WHAT THE TASK REQUIRES
Would you return the data below exactly as it stands, with every picture left out?

[Source data]
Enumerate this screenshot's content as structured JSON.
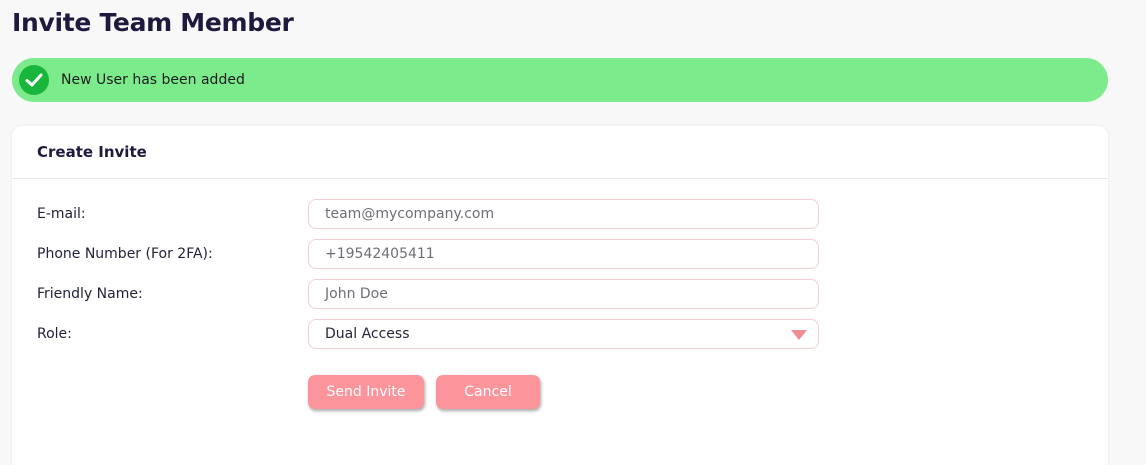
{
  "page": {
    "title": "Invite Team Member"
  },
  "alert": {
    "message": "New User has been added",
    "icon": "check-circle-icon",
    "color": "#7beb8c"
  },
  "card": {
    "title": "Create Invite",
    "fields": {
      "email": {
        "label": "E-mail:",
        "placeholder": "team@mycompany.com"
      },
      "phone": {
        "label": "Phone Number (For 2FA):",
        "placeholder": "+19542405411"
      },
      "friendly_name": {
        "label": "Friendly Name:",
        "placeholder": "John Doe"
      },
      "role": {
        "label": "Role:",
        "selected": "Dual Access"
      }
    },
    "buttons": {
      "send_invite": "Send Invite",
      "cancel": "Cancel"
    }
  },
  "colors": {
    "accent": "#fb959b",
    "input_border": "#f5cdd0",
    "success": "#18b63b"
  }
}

EXERCISE RESPONSE
Enumerate this screenshot's content as structured JSON.
{
  "page": {
    "title": "Invite Team Member"
  },
  "alert": {
    "message": "New User has been added",
    "icon": "check-circle-icon",
    "color": "#7beb8c"
  },
  "card": {
    "title": "Create Invite",
    "fields": {
      "email": {
        "label": "E-mail:",
        "placeholder": "team@mycompany.com"
      },
      "phone": {
        "label": "Phone Number (For 2FA):",
        "placeholder": "+19542405411"
      },
      "friendly_name": {
        "label": "Friendly Name:",
        "placeholder": "John Doe"
      },
      "role": {
        "label": "Role:",
        "selected": "Dual Access"
      }
    },
    "buttons": {
      "send_invite": "Send Invite",
      "cancel": "Cancel"
    }
  },
  "colors": {
    "accent": "#fb959b",
    "input_border": "#f5cdd0",
    "success": "#18b63b"
  }
}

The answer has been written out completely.